Task description >> Your reply should reproduce the data below without a single alteration, apart from dropping the images.

[Data extract Boundary: Start]

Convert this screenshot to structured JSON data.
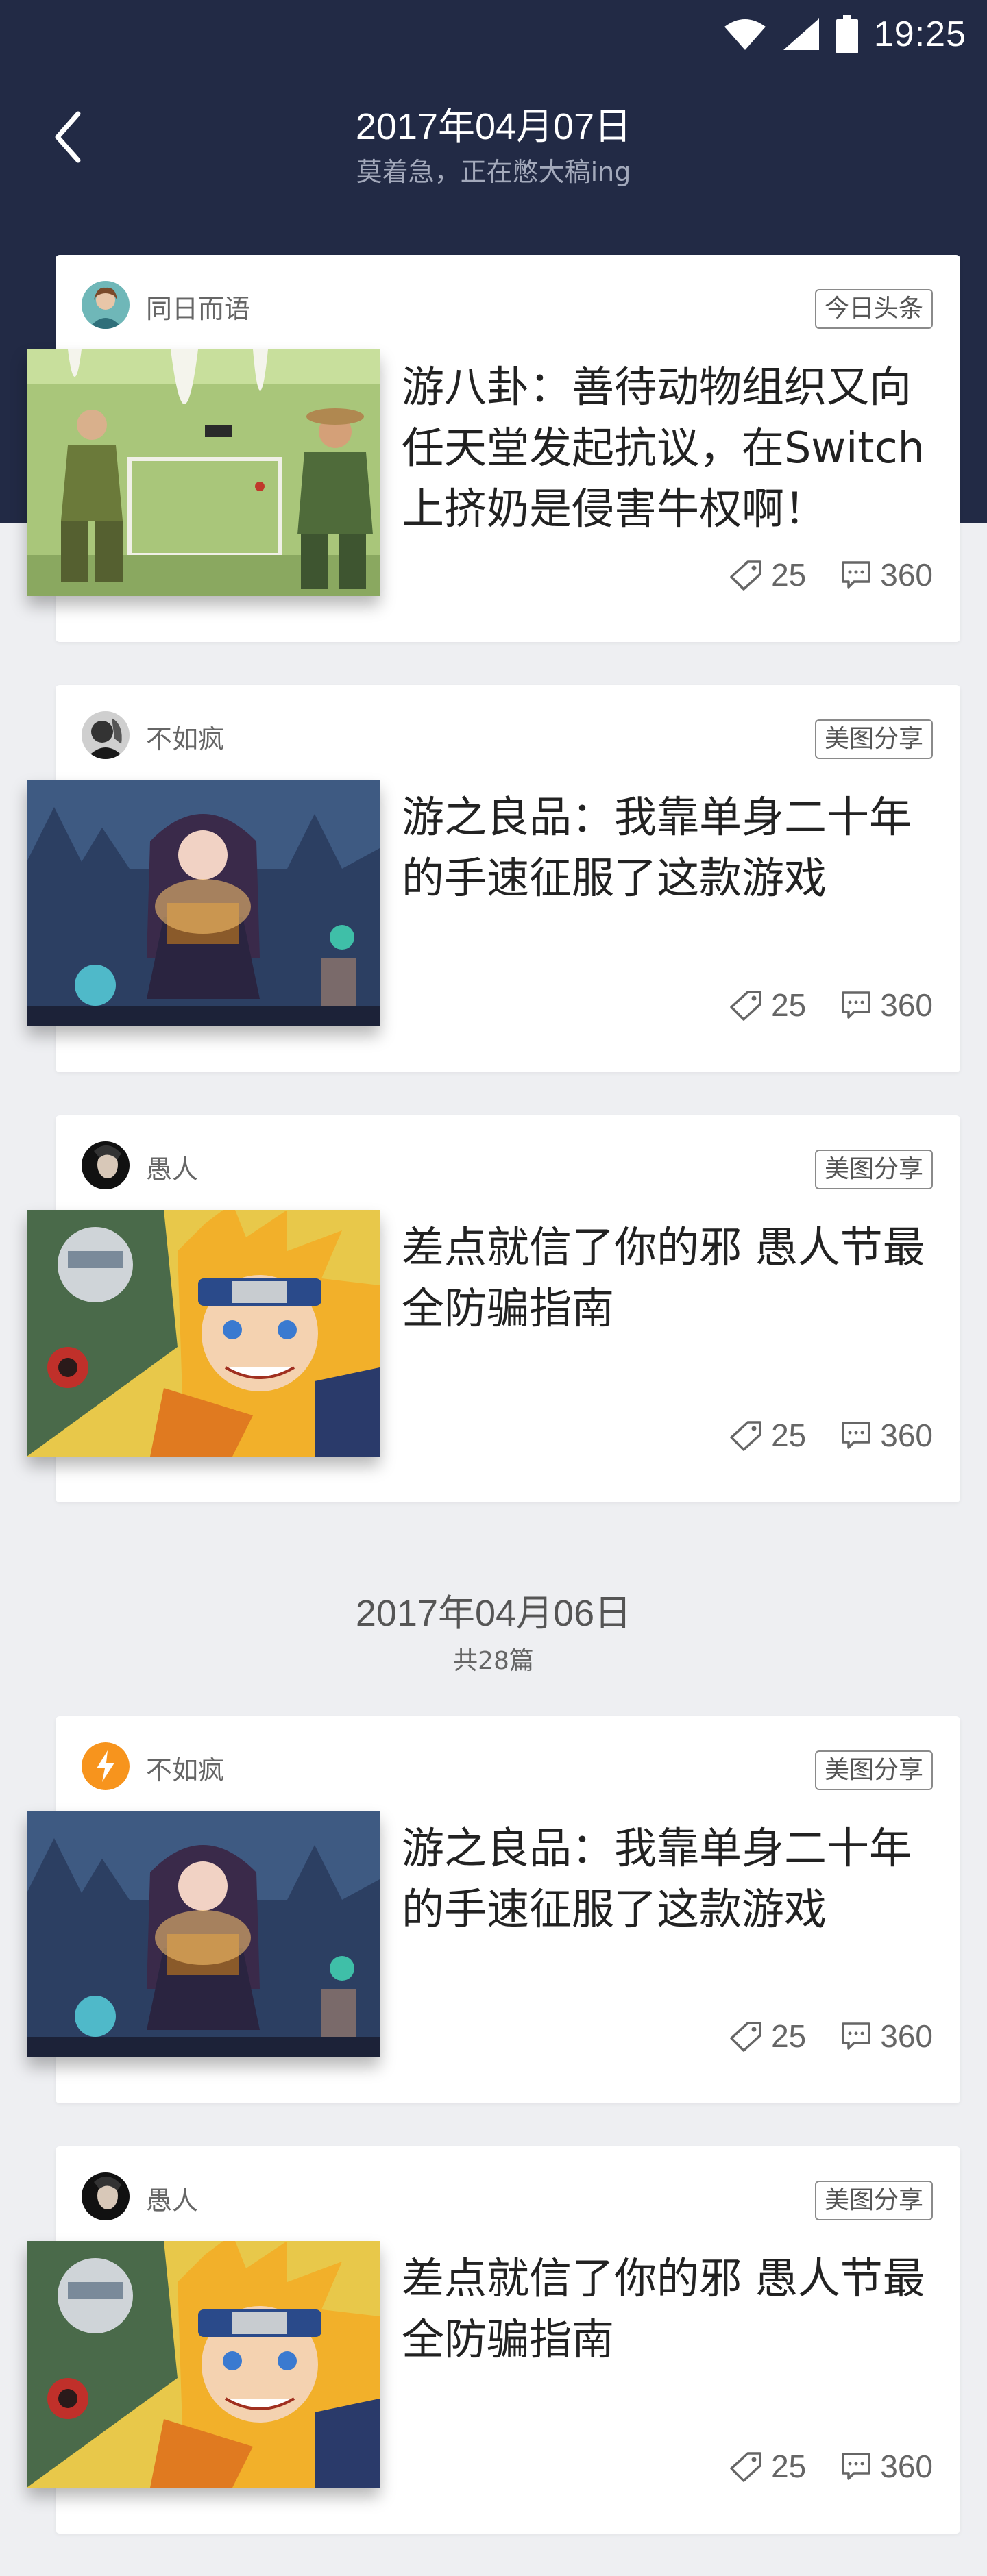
{
  "status_bar": {
    "time": "19:25"
  },
  "nav": {
    "title": "2017年04月07日",
    "subtitle": "莫着急，正在憋大稿ing"
  },
  "section2": {
    "date": "2017年04月06日",
    "count": "共28篇"
  },
  "cards": [
    {
      "author": "同日而语",
      "tag": "今日头条",
      "title": "游八卦：善待动物组织又向任天堂发起抗议，在Switch上挤奶是侵害牛权啊！",
      "likes": "25",
      "comments": "360"
    },
    {
      "author": "不如疯",
      "tag": "美图分享",
      "title": "游之良品：我靠单身二十年的手速征服了这款游戏",
      "likes": "25",
      "comments": "360"
    },
    {
      "author": "愚人",
      "tag": "美图分享",
      "title": "差点就信了你的邪 愚人节最全防骗指南",
      "likes": "25",
      "comments": "360"
    },
    {
      "author": "不如疯",
      "tag": "美图分享",
      "title": "游之良品：我靠单身二十年的手速征服了这款游戏",
      "likes": "25",
      "comments": "360"
    },
    {
      "author": "愚人",
      "tag": "美图分享",
      "title": "差点就信了你的邪 愚人节最全防骗指南",
      "likes": "25",
      "comments": "360"
    }
  ],
  "colors": {
    "header": "#222a45",
    "background": "#eeeff2",
    "card": "#ffffff",
    "accent_avatar": "#f7941d"
  }
}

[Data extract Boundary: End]

Written solution >>
Convert this screenshot to structured JSON data.
{
  "status_bar": {
    "time": "19:25"
  },
  "nav": {
    "title": "2017年04月07日",
    "subtitle": "莫着急，正在憋大稿ing"
  },
  "section2": {
    "date": "2017年04月06日",
    "count": "共28篇"
  },
  "cards": [
    {
      "author": "同日而语",
      "tag": "今日头条",
      "title": "游八卦：善待动物组织又向任天堂发起抗议，在Switch上挤奶是侵害牛权啊！",
      "likes": "25",
      "comments": "360"
    },
    {
      "author": "不如疯",
      "tag": "美图分享",
      "title": "游之良品：我靠单身二十年的手速征服了这款游戏",
      "likes": "25",
      "comments": "360"
    },
    {
      "author": "愚人",
      "tag": "美图分享",
      "title": "差点就信了你的邪 愚人节最全防骗指南",
      "likes": "25",
      "comments": "360"
    },
    {
      "author": "不如疯",
      "tag": "美图分享",
      "title": "游之良品：我靠单身二十年的手速征服了这款游戏",
      "likes": "25",
      "comments": "360"
    },
    {
      "author": "愚人",
      "tag": "美图分享",
      "title": "差点就信了你的邪 愚人节最全防骗指南",
      "likes": "25",
      "comments": "360"
    }
  ],
  "colors": {
    "header": "#222a45",
    "background": "#eeeff2",
    "card": "#ffffff",
    "accent_avatar": "#f7941d"
  }
}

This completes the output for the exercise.